**WHAT YOU ARE ASKED TO DO**
Print each entry word for word.

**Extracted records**
-- Opening Marker --

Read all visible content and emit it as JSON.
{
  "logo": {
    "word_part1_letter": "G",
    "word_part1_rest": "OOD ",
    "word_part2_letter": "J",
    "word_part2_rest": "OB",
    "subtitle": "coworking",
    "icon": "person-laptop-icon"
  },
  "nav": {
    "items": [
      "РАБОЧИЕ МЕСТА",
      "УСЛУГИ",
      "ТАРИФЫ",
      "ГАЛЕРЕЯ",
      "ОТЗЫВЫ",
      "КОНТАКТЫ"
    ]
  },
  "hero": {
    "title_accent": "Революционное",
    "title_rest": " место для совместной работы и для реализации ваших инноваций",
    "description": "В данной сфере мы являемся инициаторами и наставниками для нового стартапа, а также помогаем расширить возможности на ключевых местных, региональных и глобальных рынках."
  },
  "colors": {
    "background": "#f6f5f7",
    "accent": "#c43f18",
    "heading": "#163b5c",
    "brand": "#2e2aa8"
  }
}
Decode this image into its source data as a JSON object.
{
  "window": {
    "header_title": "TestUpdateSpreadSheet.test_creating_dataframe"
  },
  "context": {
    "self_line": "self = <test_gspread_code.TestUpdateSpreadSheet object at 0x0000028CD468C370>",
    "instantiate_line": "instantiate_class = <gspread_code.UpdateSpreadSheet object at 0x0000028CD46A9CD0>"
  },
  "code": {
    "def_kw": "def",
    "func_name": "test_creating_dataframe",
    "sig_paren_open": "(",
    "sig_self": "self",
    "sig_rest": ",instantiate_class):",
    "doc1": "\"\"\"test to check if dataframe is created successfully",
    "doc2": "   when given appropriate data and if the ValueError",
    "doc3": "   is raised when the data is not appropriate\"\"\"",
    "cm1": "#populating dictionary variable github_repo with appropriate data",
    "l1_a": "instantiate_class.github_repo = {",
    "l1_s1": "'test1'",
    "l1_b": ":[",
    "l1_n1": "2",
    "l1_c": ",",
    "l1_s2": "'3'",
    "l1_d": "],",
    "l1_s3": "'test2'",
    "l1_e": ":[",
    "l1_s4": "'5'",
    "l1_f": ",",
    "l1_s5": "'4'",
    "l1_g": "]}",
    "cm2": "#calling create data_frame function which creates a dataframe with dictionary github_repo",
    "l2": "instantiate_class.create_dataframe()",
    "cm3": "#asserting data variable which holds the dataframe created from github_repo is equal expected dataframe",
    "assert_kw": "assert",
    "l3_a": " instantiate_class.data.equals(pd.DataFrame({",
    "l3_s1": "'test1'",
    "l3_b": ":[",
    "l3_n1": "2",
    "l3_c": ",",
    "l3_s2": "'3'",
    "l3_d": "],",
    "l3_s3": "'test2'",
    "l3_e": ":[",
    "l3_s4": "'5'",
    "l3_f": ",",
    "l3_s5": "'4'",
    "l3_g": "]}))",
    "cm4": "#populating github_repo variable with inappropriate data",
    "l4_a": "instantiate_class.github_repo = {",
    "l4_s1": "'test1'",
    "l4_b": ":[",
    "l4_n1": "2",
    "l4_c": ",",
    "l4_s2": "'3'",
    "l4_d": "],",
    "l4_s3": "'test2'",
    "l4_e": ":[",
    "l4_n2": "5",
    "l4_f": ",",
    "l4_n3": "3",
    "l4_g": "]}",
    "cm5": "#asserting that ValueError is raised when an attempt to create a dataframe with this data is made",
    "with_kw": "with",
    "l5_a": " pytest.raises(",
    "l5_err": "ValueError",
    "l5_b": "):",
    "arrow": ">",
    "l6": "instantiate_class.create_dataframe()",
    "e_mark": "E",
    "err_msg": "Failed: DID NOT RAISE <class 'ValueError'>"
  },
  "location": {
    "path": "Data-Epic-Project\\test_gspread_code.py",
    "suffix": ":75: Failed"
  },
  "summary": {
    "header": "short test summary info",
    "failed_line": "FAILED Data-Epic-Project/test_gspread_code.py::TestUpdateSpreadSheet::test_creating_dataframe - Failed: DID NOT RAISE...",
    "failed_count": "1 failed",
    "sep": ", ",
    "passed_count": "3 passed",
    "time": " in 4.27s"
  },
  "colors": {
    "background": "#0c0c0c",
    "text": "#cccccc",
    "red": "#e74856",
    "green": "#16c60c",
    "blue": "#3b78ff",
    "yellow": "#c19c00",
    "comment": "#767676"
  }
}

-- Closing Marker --

**REPLY**
Read all visible content and emit it as JSON.
{
  "logo": {
    "word_part1_letter": "G",
    "word_part1_rest": "OOD ",
    "word_part2_letter": "J",
    "word_part2_rest": "OB",
    "subtitle": "coworking",
    "icon": "person-laptop-icon"
  },
  "nav": {
    "items": [
      "РАБОЧИЕ МЕСТА",
      "УСЛУГИ",
      "ТАРИФЫ",
      "ГАЛЕРЕЯ",
      "ОТЗЫВЫ",
      "КОНТАКТЫ"
    ]
  },
  "hero": {
    "title_accent": "Революционное",
    "title_rest": " место для совместной работы и для реализации ваших инноваций",
    "description": "В данной сфере мы являемся инициаторами и наставниками для нового стартапа, а также помогаем расширить возможности на ключевых местных, региональных и глобальных рынках."
  },
  "colors": {
    "background": "#f6f5f7",
    "accent": "#c43f18",
    "heading": "#163b5c",
    "brand": "#2e2aa8"
  }
}
Decode this image into its source data as a JSON object.
{
  "window": {
    "header_title": "TestUpdateSpreadSheet.test_creating_dataframe"
  },
  "context": {
    "self_line": "self = <test_gspread_code.TestUpdateSpreadSheet object at 0x0000028CD468C370>",
    "instantiate_line": "instantiate_class = <gspread_code.UpdateSpreadSheet object at 0x0000028CD46A9CD0>"
  },
  "code": {
    "def_kw": "def",
    "func_name": "test_creating_dataframe",
    "sig_paren_open": "(",
    "sig_self": "self",
    "sig_rest": ",instantiate_class):",
    "doc1": "\"\"\"test to check if dataframe is created successfully",
    "doc2": "   when given appropriate data and if the ValueError",
    "doc3": "   is raised when the data is not appropriate\"\"\"",
    "cm1": "#populating dictionary variable github_repo with appropriate data",
    "l1_a": "instantiate_class.github_repo = {",
    "l1_s1": "'test1'",
    "l1_b": ":[",
    "l1_n1": "2",
    "l1_c": ",",
    "l1_s2": "'3'",
    "l1_d": "],",
    "l1_s3": "'test2'",
    "l1_e": ":[",
    "l1_s4": "'5'",
    "l1_f": ",",
    "l1_s5": "'4'",
    "l1_g": "]}",
    "cm2": "#calling create data_frame function which creates a dataframe with dictionary github_repo",
    "l2": "instantiate_class.create_dataframe()",
    "cm3": "#asserting data variable which holds the dataframe created from github_repo is equal expected dataframe",
    "assert_kw": "assert",
    "l3_a": " instantiate_class.data.equals(pd.DataFrame({",
    "l3_s1": "'test1'",
    "l3_b": ":[",
    "l3_n1": "2",
    "l3_c": ",",
    "l3_s2": "'3'",
    "l3_d": "],",
    "l3_s3": "'test2'",
    "l3_e": ":[",
    "l3_s4": "'5'",
    "l3_f": ",",
    "l3_s5": "'4'",
    "l3_g": "]}))",
    "cm4": "#populating github_repo variable with inappropriate data",
    "l4_a": "instantiate_class.github_repo = {",
    "l4_s1": "'test1'",
    "l4_b": ":[",
    "l4_n1": "2",
    "l4_c": ",",
    "l4_s2": "'3'",
    "l4_d": "],",
    "l4_s3": "'test2'",
    "l4_e": ":[",
    "l4_n2": "5",
    "l4_f": ",",
    "l4_n3": "3",
    "l4_g": "]}",
    "cm5": "#asserting that ValueError is raised when an attempt to create a dataframe with this data is made",
    "with_kw": "with",
    "l5_a": " pytest.raises(",
    "l5_err": "ValueError",
    "l5_b": "):",
    "arrow": ">",
    "l6": "instantiate_class.create_dataframe()",
    "e_mark": "E",
    "err_msg": "Failed: DID NOT RAISE <class 'ValueError'>"
  },
  "location": {
    "path": "Data-Epic-Project\\test_gspread_code.py",
    "suffix": ":75: Failed"
  },
  "summary": {
    "header": "short test summary info",
    "failed_line": "FAILED Data-Epic-Project/test_gspread_code.py::TestUpdateSpreadSheet::test_creating_dataframe - Failed: DID NOT RAISE...",
    "failed_count": "1 failed",
    "sep": ", ",
    "passed_count": "3 passed",
    "time": " in 4.27s"
  },
  "colors": {
    "background": "#0c0c0c",
    "text": "#cccccc",
    "red": "#e74856",
    "green": "#16c60c",
    "blue": "#3b78ff",
    "yellow": "#c19c00",
    "comment": "#767676"
  }
}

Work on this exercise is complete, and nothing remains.